══ Provided data ══
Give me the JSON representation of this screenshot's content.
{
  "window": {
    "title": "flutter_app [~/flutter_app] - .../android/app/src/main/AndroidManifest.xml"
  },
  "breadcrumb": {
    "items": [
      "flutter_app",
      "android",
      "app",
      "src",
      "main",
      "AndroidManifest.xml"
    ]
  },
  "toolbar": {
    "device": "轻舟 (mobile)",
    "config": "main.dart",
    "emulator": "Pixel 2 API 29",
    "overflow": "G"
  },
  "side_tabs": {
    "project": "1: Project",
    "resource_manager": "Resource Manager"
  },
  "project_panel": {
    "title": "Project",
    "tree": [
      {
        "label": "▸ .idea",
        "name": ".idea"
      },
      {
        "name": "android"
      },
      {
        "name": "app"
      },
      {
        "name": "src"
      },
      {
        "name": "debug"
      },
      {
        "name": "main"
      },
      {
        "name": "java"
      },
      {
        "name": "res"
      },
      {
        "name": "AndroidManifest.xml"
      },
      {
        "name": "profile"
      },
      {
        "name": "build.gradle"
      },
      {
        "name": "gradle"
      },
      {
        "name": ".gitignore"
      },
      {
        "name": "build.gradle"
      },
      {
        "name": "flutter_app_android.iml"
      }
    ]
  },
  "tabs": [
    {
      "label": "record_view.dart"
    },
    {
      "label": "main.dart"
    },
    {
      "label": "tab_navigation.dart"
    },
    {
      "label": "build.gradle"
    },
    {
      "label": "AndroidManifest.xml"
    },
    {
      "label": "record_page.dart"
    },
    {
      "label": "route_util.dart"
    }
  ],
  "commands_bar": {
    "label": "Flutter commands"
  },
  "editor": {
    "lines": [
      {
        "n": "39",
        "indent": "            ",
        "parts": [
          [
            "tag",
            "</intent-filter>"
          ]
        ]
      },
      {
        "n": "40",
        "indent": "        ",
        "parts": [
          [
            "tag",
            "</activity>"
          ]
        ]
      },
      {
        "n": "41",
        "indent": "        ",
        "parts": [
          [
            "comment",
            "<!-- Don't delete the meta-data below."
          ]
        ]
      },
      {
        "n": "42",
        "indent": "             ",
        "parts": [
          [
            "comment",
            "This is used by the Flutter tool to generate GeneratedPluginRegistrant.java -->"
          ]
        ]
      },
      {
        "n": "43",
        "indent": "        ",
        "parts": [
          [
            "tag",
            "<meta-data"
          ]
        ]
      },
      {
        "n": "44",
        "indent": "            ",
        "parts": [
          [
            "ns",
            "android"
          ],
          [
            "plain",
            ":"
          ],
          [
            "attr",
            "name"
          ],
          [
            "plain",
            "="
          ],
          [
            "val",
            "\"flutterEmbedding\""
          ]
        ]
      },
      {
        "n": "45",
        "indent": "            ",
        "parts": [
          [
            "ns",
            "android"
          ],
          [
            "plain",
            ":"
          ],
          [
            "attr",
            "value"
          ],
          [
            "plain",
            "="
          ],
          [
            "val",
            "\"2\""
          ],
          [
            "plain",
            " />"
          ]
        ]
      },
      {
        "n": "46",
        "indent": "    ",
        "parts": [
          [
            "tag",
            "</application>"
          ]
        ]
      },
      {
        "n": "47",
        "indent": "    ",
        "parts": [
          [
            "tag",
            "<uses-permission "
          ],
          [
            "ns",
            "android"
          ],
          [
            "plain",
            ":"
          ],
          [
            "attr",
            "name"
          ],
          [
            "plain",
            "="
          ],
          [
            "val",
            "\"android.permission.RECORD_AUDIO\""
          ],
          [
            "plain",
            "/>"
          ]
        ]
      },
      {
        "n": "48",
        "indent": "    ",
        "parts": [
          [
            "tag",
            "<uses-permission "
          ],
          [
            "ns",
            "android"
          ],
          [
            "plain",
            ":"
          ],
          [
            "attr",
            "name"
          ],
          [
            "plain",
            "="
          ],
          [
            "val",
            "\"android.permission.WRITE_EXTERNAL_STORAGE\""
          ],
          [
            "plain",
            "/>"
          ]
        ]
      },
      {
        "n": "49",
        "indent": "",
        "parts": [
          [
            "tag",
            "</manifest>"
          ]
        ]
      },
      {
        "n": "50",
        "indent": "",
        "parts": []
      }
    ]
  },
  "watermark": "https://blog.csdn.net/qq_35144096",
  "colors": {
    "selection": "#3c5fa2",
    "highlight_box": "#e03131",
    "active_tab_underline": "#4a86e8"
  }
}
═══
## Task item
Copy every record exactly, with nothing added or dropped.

## Solved problem
Give me the JSON representation of this screenshot's content.
{
  "window": {
    "title": "flutter_app [~/flutter_app] - .../android/app/src/main/AndroidManifest.xml"
  },
  "breadcrumb": {
    "items": [
      "flutter_app",
      "android",
      "app",
      "src",
      "main",
      "AndroidManifest.xml"
    ]
  },
  "toolbar": {
    "device": "轻舟 (mobile)",
    "config": "main.dart",
    "emulator": "Pixel 2 API 29",
    "overflow": "G"
  },
  "side_tabs": {
    "project": "1: Project",
    "resource_manager": "Resource Manager"
  },
  "project_panel": {
    "title": "Project",
    "tree": [
      {
        "label": "▸ .idea",
        "name": ".idea"
      },
      {
        "name": "android"
      },
      {
        "name": "app"
      },
      {
        "name": "src"
      },
      {
        "name": "debug"
      },
      {
        "name": "main"
      },
      {
        "name": "java"
      },
      {
        "name": "res"
      },
      {
        "name": "AndroidManifest.xml"
      },
      {
        "name": "profile"
      },
      {
        "name": "build.gradle"
      },
      {
        "name": "gradle"
      },
      {
        "name": ".gitignore"
      },
      {
        "name": "build.gradle"
      },
      {
        "name": "flutter_app_android.iml"
      }
    ]
  },
  "tabs": [
    {
      "label": "record_view.dart"
    },
    {
      "label": "main.dart"
    },
    {
      "label": "tab_navigation.dart"
    },
    {
      "label": "build.gradle"
    },
    {
      "label": "AndroidManifest.xml"
    },
    {
      "label": "record_page.dart"
    },
    {
      "label": "route_util.dart"
    }
  ],
  "commands_bar": {
    "label": "Flutter commands"
  },
  "editor": {
    "lines": [
      {
        "n": "39",
        "indent": "            ",
        "parts": [
          [
            "tag",
            "</intent-filter>"
          ]
        ]
      },
      {
        "n": "40",
        "indent": "        ",
        "parts": [
          [
            "tag",
            "</activity>"
          ]
        ]
      },
      {
        "n": "41",
        "indent": "        ",
        "parts": [
          [
            "comment",
            "<!-- Don't delete the meta-data below."
          ]
        ]
      },
      {
        "n": "42",
        "indent": "             ",
        "parts": [
          [
            "comment",
            "This is used by the Flutter tool to generate GeneratedPluginRegistrant.java -->"
          ]
        ]
      },
      {
        "n": "43",
        "indent": "        ",
        "parts": [
          [
            "tag",
            "<meta-data"
          ]
        ]
      },
      {
        "n": "44",
        "indent": "            ",
        "parts": [
          [
            "ns",
            "android"
          ],
          [
            "plain",
            ":"
          ],
          [
            "attr",
            "name"
          ],
          [
            "plain",
            "="
          ],
          [
            "val",
            "\"flutterEmbedding\""
          ]
        ]
      },
      {
        "n": "45",
        "indent": "            ",
        "parts": [
          [
            "ns",
            "android"
          ],
          [
            "plain",
            ":"
          ],
          [
            "attr",
            "value"
          ],
          [
            "plain",
            "="
          ],
          [
            "val",
            "\"2\""
          ],
          [
            "plain",
            " />"
          ]
        ]
      },
      {
        "n": "46",
        "indent": "    ",
        "parts": [
          [
            "tag",
            "</application>"
          ]
        ]
      },
      {
        "n": "47",
        "indent": "    ",
        "parts": [
          [
            "tag",
            "<uses-permission "
          ],
          [
            "ns",
            "android"
          ],
          [
            "plain",
            ":"
          ],
          [
            "attr",
            "name"
          ],
          [
            "plain",
            "="
          ],
          [
            "val",
            "\"android.permission.RECORD_AUDIO\""
          ],
          [
            "plain",
            "/>"
          ]
        ]
      },
      {
        "n": "48",
        "indent": "    ",
        "parts": [
          [
            "tag",
            "<uses-permission "
          ],
          [
            "ns",
            "android"
          ],
          [
            "plain",
            ":"
          ],
          [
            "attr",
            "name"
          ],
          [
            "plain",
            "="
          ],
          [
            "val",
            "\"android.permission.WRITE_EXTERNAL_STORAGE\""
          ],
          [
            "plain",
            "/>"
          ]
        ]
      },
      {
        "n": "49",
        "indent": "",
        "parts": [
          [
            "tag",
            "</manifest>"
          ]
        ]
      },
      {
        "n": "50",
        "indent": "",
        "parts": []
      }
    ]
  },
  "watermark": "https://blog.csdn.net/qq_35144096",
  "colors": {
    "selection": "#3c5fa2",
    "highlight_box": "#e03131",
    "active_tab_underline": "#4a86e8"
  }
}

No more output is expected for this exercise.